═════ Task data ═════
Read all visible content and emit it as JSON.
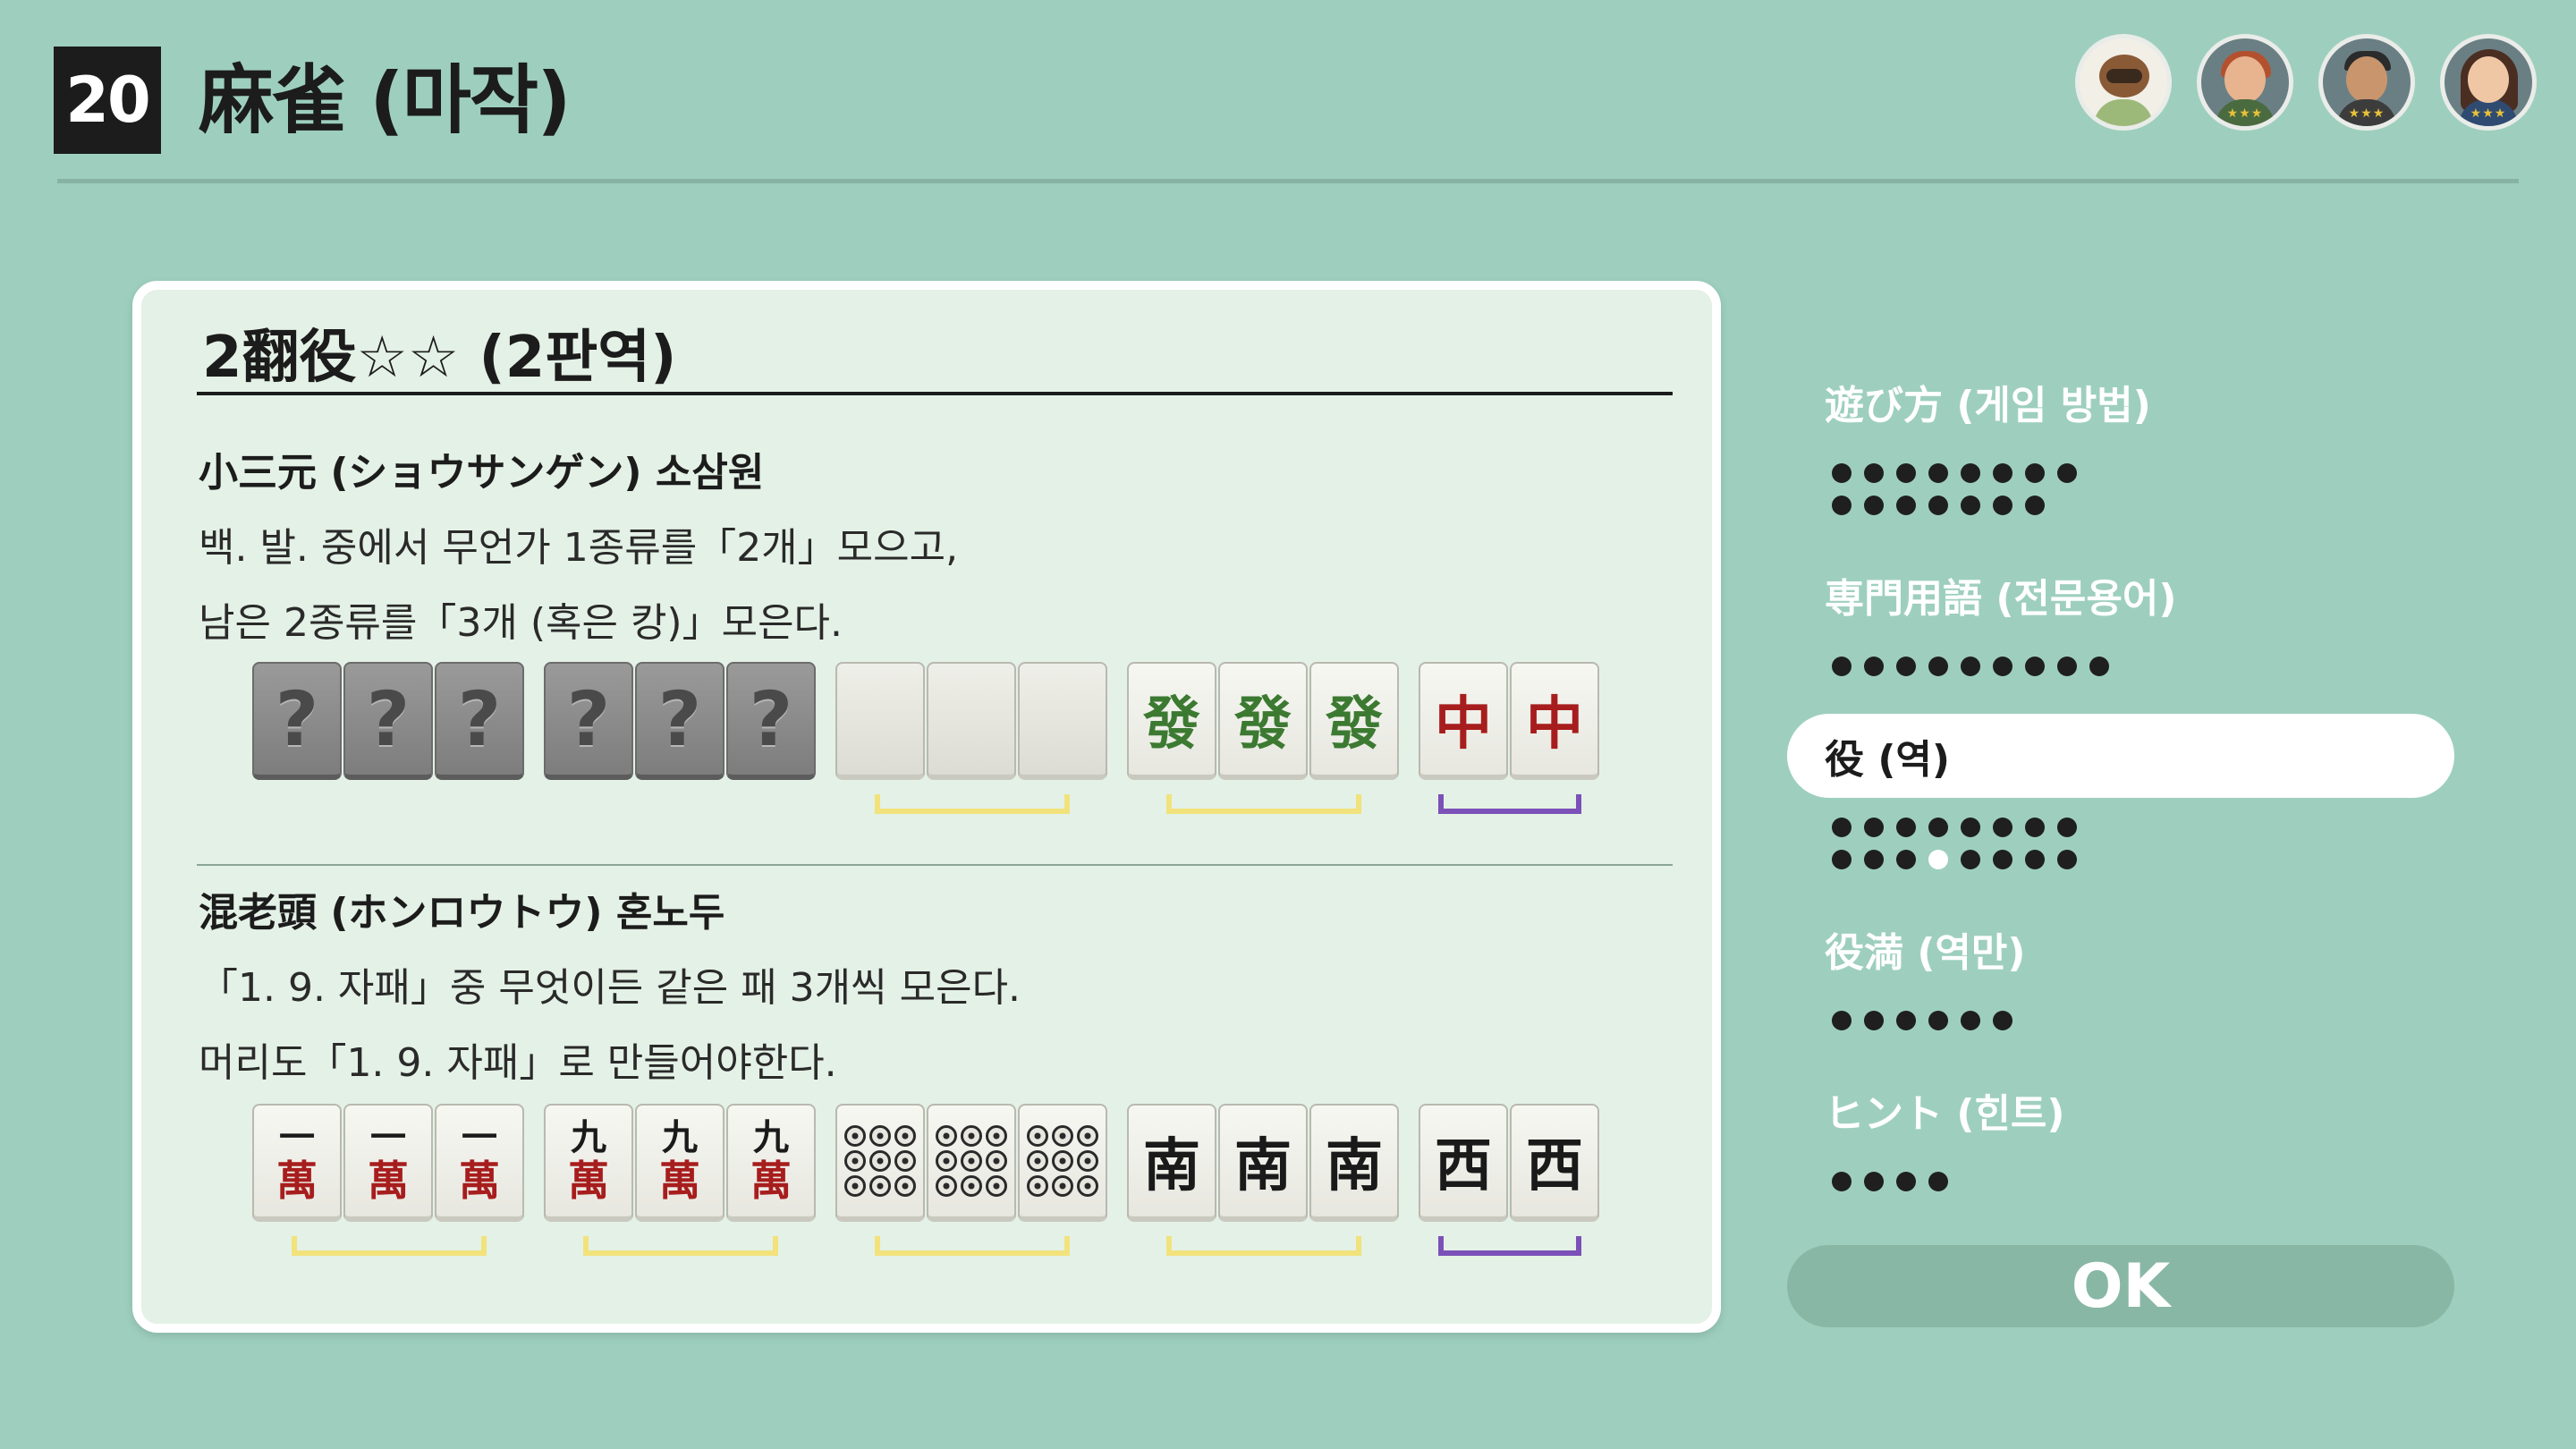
{
  "header": {
    "game_number": "20",
    "title": "麻雀 (마작)"
  },
  "players": [
    {
      "name": "avatar-raccoon",
      "stars": ""
    },
    {
      "name": "avatar-red-hair",
      "stars": "★★★"
    },
    {
      "name": "avatar-dark-hair",
      "stars": "★★★"
    },
    {
      "name": "avatar-glasses",
      "stars": "★★★"
    }
  ],
  "panel": {
    "title": "2翻役☆☆ (2판역)",
    "sections": [
      {
        "name": "小三元 (ショウサンゲン) 소삼원",
        "line1": "백. 발. 중에서 무언가 1종류를「2개」모으고,",
        "line2": "남은 2종류를「3개 (혹은 캉)」모은다.",
        "tiles": [
          {
            "type": "unknown",
            "label": "?"
          },
          {
            "type": "unknown",
            "label": "?"
          },
          {
            "type": "unknown",
            "label": "?"
          },
          {
            "type": "unknown",
            "label": "?"
          },
          {
            "type": "unknown",
            "label": "?"
          },
          {
            "type": "unknown",
            "label": "?"
          },
          {
            "type": "blank",
            "label": ""
          },
          {
            "type": "blank",
            "label": ""
          },
          {
            "type": "blank",
            "label": ""
          },
          {
            "type": "green",
            "label": "發"
          },
          {
            "type": "green",
            "label": "發"
          },
          {
            "type": "green",
            "label": "發"
          },
          {
            "type": "red",
            "label": "中"
          },
          {
            "type": "red",
            "label": "中"
          }
        ]
      },
      {
        "name": "混老頭 (ホンロウトウ) 혼노두",
        "line1": "「1. 9. 자패」중 무엇이든 같은 패 3개씩 모은다.",
        "line2": "머리도「1. 9. 자패」로 만들어야한다.",
        "tiles": [
          {
            "type": "man",
            "num": "一",
            "kanji": "萬"
          },
          {
            "type": "man",
            "num": "一",
            "kanji": "萬"
          },
          {
            "type": "man",
            "num": "一",
            "kanji": "萬"
          },
          {
            "type": "man",
            "num": "九",
            "kanji": "萬"
          },
          {
            "type": "man",
            "num": "九",
            "kanji": "萬"
          },
          {
            "type": "man",
            "num": "九",
            "kanji": "萬"
          },
          {
            "type": "pin9"
          },
          {
            "type": "pin9"
          },
          {
            "type": "pin9"
          },
          {
            "type": "black",
            "label": "南"
          },
          {
            "type": "black",
            "label": "南"
          },
          {
            "type": "black",
            "label": "南"
          },
          {
            "type": "black",
            "label": "西"
          },
          {
            "type": "black",
            "label": "西"
          }
        ]
      }
    ]
  },
  "menu": {
    "items": [
      {
        "label": "遊び方 (게임 방법)",
        "active": false,
        "dots": 15,
        "current": -1
      },
      {
        "label": "専門用語 (전문용어)",
        "active": false,
        "dots": 9,
        "current": -1
      },
      {
        "label": "役 (역)",
        "active": true,
        "dots": 16,
        "current": 11
      },
      {
        "label": "役満 (역만)",
        "active": false,
        "dots": 6,
        "current": -1
      },
      {
        "label": "ヒント (힌트)",
        "active": false,
        "dots": 4,
        "current": -1
      }
    ],
    "ok_label": "OK"
  },
  "colors": {
    "background": "#9ecfbe",
    "panel": "#e4f1e6",
    "bracket_yellow": "#f2e27c",
    "bracket_purple": "#7b51b8"
  }
}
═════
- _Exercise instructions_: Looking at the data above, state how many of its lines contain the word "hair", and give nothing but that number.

- _Exercise output_: 2